* Task prompt *
Which lines in the records below contain the word "text"? Report each of them.
┄┄┄┄┄┄┄┄┄┄┄┄┄┄┄┄┄┄┄┄
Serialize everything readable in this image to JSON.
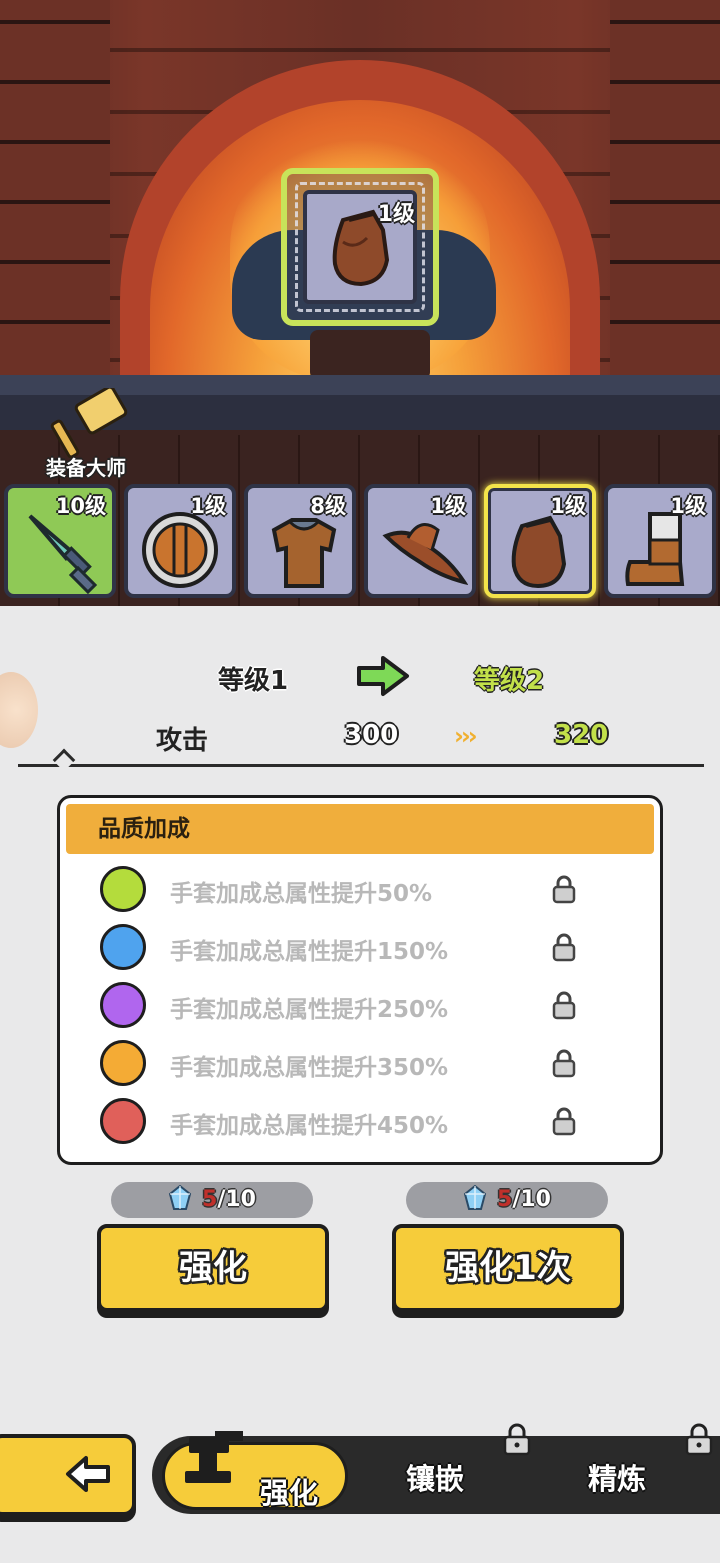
{
  "forge": {
    "selected_item": {
      "name": "gloves-icon",
      "level": "1级"
    },
    "master_label": "装备大师"
  },
  "equipment": [
    {
      "icon": "dagger-icon",
      "level": "10级",
      "bg": "#8fc956"
    },
    {
      "icon": "shield-icon",
      "level": "1级",
      "bg": "#a9aacb"
    },
    {
      "icon": "armor-icon",
      "level": "8级",
      "bg": "#a9aacb"
    },
    {
      "icon": "hat-icon",
      "level": "1级",
      "bg": "#a9aacb"
    },
    {
      "icon": "gloves-icon",
      "level": "1级",
      "bg": "#a9aacb",
      "selected": true
    },
    {
      "icon": "boots-icon",
      "level": "1级",
      "bg": "#a9aacb"
    }
  ],
  "upgrade": {
    "from_level": "等级1",
    "to_level": "等级2",
    "stat_name": "攻击",
    "stat_from": "300",
    "stat_to": "320",
    "chevrons": "›››"
  },
  "quality": {
    "title": "品质加成",
    "rows": [
      {
        "color": "#b4dc3c",
        "text": "手套加成总属性提升50%"
      },
      {
        "color": "#4fa3ee",
        "text": "手套加成总属性提升150%"
      },
      {
        "color": "#b066ee",
        "text": "手套加成总属性提升250%"
      },
      {
        "color": "#f4ab35",
        "text": "手套加成总属性提升350%"
      },
      {
        "color": "#e0605a",
        "text": "手套加成总属性提升450%"
      }
    ]
  },
  "costs": [
    {
      "current": "5",
      "total": "/10"
    },
    {
      "current": "5",
      "total": "/10"
    }
  ],
  "buttons": {
    "enhance": "强化",
    "enhance_once": "强化1次"
  },
  "nav": {
    "tabs": [
      "强化",
      "镶嵌",
      "精炼"
    ]
  },
  "colors": {
    "accent": "#f6cc3a",
    "quality_header": "#f0ae3c",
    "level_to": "#c2e04a",
    "selected_frame": "#c8e35a"
  }
}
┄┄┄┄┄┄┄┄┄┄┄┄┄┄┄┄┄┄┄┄
* Output for this task *
        "text": "手套加成总属性提升50%"
        "text": "手套加成总属性提升150%"
        "text": "手套加成总属性提升250%"
        "text": "手套加成总属性提升350%"
        "text": "手套加成总属性提升450%"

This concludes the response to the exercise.